"We need to make sure we build and install capacity that meets needs at all times," Leljedal said. "When you look at solar generation, it is by its very nature ... intermittent."
Progress Energy offers rebates and assistance to customers who want to install solar, and the utility pays for installation of solar at schools throughout its Florida service territory.
But the state has only once offered a major incentive for utilities to build large-scale solar. Florida Power & Light, the state's largest utility, snatched it up to build three solar electric power sites. FPL was allowed to recover the costs by adding 25 cents per 1,000 kilowatt hours of usage to customers' bills each month. (The average residential customer uses about 1,000 to 1,200 kilowatt hours a month.)
FPL is now the largest solar energy producer in the state, though solar accounts for less than 1 percent of its total power generation.
Another factor hindering the growth of solar in Florida: In other states, the cost of solar is the same or cheaper than other sources.

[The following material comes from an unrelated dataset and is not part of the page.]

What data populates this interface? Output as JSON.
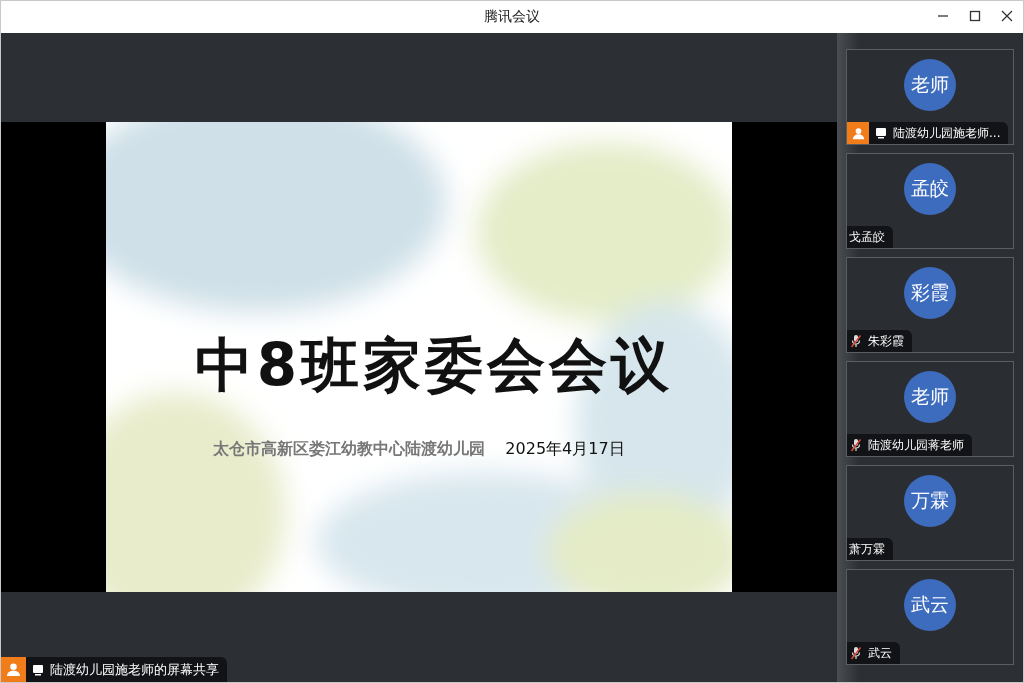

In Florida, it's not, at least yet.
Last year, Fenton presented a state-by-state breakdown of the average cost to produce a kilowatt of electricity based on 2009 figures during a forum about solar energy.
With the cost of solar running about 16 cents a kilowatt, Fenton said, it is less than what utility customers in Massachusetts pay for electricity at 17.4 cents and those in New Jersey at 16.6 cents.
"Their existing rates for electricity are more expensive," Fenton said. "They're suffering. They have pain. They're looking for options... and solar's prices are coming down."
In Florida, the cost of solar remains higher than the average cost of retail electricity. Based on Fenton's numbers, Florida's average was 12.3 cents in 2009.
But because the price of solar continues to drop, it will eventually make economic sense, he said.
"If you have a choice between building a natural gas plant or solar, from a utility standpoint, you're going to choose natural gas," Fenton said. But he predicts that "solar will be cheaper than natural gas by 2022."
Ivan Penn can be reached at firstname.lastname@example.org or (727) 892-2332.